> **EXERCISE**: The answer is one number. Say how many lines in the entries below include the word "subtitle".

■ ■ ■ ■

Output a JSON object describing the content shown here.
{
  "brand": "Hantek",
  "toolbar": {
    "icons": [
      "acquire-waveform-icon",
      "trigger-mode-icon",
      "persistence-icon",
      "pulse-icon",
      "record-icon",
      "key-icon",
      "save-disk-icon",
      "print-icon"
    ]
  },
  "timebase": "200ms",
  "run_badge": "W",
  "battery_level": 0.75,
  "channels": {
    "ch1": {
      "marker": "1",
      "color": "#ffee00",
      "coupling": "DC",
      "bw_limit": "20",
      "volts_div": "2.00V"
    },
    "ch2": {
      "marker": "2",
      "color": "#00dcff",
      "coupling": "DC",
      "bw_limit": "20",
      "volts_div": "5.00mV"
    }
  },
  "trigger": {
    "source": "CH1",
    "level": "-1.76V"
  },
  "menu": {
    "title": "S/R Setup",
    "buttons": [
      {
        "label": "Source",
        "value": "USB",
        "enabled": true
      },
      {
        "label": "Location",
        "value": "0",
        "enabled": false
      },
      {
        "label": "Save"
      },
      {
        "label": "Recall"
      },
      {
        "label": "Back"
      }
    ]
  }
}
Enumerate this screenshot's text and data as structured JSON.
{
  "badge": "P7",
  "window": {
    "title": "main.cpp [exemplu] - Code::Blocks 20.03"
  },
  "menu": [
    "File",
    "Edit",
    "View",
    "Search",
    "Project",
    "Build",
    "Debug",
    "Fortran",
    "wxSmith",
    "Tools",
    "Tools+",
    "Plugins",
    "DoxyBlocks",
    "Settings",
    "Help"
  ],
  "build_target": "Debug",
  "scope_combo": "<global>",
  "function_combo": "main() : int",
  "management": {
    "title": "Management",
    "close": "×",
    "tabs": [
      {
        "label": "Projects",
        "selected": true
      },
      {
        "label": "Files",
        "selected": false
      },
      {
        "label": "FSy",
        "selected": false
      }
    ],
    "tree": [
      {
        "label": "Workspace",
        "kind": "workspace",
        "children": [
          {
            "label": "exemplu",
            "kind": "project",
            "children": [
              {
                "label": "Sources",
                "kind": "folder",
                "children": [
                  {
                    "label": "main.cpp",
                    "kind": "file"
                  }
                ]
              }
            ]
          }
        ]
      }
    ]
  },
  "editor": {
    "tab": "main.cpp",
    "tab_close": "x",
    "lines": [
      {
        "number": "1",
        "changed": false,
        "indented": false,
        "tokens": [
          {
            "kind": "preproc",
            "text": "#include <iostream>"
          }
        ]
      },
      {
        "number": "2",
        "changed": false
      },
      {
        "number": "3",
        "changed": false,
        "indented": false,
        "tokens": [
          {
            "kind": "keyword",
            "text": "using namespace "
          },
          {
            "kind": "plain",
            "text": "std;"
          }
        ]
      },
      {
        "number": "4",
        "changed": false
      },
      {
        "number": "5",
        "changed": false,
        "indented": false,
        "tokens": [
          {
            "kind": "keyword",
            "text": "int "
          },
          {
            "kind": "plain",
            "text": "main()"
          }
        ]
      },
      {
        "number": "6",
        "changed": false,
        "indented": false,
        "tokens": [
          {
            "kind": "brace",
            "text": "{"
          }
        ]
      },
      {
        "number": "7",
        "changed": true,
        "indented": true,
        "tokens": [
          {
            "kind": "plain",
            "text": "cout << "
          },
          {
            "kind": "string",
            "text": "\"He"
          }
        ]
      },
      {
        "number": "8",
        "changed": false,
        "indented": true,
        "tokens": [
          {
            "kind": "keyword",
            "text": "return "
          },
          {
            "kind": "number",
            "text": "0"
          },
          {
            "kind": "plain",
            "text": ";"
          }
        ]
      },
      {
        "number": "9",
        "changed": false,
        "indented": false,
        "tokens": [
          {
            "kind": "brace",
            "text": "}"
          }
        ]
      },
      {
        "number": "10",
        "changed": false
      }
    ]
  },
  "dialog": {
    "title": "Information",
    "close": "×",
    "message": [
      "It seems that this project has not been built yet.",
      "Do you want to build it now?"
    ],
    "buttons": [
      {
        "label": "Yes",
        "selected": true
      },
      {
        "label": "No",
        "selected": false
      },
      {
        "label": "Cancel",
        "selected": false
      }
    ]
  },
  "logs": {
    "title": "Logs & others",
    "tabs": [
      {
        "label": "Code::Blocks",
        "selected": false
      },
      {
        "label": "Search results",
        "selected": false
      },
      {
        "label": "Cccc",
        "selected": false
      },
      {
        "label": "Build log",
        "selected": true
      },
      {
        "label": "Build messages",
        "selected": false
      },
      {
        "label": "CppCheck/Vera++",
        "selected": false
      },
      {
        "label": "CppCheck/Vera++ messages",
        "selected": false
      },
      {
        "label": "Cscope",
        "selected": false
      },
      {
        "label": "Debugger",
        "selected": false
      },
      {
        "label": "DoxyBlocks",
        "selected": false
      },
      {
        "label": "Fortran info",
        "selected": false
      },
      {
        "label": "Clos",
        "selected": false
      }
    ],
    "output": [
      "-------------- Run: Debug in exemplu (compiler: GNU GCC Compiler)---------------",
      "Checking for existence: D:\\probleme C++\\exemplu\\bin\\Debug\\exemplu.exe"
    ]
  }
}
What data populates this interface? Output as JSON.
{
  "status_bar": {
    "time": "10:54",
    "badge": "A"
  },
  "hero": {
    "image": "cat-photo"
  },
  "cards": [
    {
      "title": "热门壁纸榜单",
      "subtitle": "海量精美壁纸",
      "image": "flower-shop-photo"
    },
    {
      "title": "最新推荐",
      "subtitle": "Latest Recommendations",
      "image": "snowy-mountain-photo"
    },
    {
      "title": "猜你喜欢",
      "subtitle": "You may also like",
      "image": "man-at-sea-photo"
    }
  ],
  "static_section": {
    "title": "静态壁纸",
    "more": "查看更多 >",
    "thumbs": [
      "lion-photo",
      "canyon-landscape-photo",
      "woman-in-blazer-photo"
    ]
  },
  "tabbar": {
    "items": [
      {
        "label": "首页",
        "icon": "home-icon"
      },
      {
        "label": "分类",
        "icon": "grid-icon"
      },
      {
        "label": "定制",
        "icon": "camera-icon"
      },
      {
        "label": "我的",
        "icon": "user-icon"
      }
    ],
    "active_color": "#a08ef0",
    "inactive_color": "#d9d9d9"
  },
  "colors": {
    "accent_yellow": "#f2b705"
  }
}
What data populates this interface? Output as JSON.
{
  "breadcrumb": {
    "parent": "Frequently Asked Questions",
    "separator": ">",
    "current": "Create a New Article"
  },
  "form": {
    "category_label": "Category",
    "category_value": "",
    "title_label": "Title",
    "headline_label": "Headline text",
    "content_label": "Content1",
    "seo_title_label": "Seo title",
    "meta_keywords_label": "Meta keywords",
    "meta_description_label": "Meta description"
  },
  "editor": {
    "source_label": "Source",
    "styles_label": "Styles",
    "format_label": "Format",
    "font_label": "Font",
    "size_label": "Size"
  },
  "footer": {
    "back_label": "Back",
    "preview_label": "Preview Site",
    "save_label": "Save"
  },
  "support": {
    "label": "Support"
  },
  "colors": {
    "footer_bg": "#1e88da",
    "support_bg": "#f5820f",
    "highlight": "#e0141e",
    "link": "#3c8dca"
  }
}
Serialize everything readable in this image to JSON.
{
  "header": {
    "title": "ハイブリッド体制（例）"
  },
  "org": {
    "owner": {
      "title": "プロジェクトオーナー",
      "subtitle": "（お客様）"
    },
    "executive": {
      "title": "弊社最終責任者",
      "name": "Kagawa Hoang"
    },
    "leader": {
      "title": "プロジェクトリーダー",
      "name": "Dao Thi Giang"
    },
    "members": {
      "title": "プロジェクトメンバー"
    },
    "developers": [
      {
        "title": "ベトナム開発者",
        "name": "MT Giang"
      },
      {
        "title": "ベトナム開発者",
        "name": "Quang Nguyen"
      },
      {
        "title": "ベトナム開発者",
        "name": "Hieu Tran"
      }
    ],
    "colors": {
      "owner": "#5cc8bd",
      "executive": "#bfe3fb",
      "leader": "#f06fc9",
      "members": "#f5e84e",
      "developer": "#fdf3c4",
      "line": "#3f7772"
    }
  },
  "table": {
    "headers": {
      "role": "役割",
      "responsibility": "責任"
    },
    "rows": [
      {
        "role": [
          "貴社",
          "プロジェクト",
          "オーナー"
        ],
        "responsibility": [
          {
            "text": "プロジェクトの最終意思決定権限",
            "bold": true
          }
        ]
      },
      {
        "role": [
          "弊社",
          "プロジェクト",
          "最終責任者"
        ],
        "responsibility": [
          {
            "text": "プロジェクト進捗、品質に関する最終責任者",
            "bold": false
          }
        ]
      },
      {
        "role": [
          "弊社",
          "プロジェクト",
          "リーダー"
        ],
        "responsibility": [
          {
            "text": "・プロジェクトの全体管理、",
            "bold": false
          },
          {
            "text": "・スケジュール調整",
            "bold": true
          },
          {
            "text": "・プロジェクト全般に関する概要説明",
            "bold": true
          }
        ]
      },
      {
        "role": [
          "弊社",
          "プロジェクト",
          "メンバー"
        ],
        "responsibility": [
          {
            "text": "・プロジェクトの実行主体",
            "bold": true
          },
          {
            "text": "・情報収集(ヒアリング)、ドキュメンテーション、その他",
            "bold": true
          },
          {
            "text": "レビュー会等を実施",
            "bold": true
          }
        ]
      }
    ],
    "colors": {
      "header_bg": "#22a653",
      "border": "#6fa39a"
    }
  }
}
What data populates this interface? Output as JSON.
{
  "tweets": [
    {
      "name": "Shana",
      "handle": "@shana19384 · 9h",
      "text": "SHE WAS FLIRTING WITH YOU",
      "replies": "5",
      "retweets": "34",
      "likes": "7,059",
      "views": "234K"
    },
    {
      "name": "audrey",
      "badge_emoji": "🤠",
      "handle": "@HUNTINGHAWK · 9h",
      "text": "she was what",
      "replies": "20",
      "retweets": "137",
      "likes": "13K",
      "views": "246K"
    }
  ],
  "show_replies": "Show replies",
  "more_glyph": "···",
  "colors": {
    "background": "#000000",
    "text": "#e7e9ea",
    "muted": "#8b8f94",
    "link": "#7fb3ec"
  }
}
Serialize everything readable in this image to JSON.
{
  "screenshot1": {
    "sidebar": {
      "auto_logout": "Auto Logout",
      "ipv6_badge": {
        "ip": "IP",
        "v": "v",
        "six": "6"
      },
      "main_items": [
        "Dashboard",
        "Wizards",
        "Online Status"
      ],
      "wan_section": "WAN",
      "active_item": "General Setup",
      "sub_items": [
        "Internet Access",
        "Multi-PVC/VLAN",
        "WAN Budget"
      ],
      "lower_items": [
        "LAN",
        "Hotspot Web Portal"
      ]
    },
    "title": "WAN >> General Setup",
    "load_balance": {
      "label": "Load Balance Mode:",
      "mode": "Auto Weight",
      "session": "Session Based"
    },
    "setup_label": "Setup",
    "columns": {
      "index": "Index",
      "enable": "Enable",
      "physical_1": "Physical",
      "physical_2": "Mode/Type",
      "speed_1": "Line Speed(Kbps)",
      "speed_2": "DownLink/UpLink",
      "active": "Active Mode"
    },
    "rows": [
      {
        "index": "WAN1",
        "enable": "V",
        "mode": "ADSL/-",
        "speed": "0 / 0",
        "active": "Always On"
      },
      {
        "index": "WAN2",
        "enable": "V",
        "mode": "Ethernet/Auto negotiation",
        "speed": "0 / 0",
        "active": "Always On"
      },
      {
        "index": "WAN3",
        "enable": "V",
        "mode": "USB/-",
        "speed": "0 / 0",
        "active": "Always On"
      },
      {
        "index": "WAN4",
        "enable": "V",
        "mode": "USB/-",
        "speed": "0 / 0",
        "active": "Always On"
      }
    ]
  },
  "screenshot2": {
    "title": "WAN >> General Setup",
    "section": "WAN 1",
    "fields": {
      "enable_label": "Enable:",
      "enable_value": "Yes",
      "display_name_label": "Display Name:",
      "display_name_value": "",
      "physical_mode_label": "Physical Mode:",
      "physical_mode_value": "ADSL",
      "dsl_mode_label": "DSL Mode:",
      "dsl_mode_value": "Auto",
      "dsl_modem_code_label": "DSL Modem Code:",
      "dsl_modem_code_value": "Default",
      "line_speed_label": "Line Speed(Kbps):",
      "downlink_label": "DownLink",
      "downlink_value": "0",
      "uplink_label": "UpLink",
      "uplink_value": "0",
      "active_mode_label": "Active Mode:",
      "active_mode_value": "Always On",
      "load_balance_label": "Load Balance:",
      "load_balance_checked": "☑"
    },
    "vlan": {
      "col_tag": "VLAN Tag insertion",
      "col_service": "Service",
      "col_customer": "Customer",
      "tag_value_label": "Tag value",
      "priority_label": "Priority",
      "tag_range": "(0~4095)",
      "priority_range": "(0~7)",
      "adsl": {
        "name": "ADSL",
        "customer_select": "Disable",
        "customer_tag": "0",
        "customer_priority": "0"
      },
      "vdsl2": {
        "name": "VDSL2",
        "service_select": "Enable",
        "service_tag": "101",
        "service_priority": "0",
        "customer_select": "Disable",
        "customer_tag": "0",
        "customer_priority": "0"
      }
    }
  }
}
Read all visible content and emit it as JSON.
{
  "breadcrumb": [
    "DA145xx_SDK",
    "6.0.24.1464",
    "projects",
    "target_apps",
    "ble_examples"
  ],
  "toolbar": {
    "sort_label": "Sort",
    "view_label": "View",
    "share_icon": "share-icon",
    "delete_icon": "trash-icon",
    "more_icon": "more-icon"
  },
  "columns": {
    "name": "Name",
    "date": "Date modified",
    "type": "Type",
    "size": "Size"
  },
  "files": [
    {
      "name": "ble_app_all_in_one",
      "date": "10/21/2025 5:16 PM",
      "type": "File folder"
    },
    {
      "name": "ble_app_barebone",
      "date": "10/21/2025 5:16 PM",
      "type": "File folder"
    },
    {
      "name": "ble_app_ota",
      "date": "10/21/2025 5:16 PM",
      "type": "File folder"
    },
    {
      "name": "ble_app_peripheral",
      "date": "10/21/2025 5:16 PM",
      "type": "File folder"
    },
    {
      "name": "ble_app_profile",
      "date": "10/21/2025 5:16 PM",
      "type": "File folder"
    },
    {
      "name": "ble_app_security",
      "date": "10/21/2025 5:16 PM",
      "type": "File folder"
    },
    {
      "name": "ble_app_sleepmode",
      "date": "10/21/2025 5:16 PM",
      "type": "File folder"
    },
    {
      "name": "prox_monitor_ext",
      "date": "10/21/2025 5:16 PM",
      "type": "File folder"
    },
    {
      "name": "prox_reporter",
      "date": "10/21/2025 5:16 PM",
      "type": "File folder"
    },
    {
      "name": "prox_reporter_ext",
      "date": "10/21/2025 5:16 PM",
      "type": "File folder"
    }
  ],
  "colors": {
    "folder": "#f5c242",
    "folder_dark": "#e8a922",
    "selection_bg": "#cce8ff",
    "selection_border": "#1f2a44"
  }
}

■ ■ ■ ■

> **ANSWER SECTION**: 4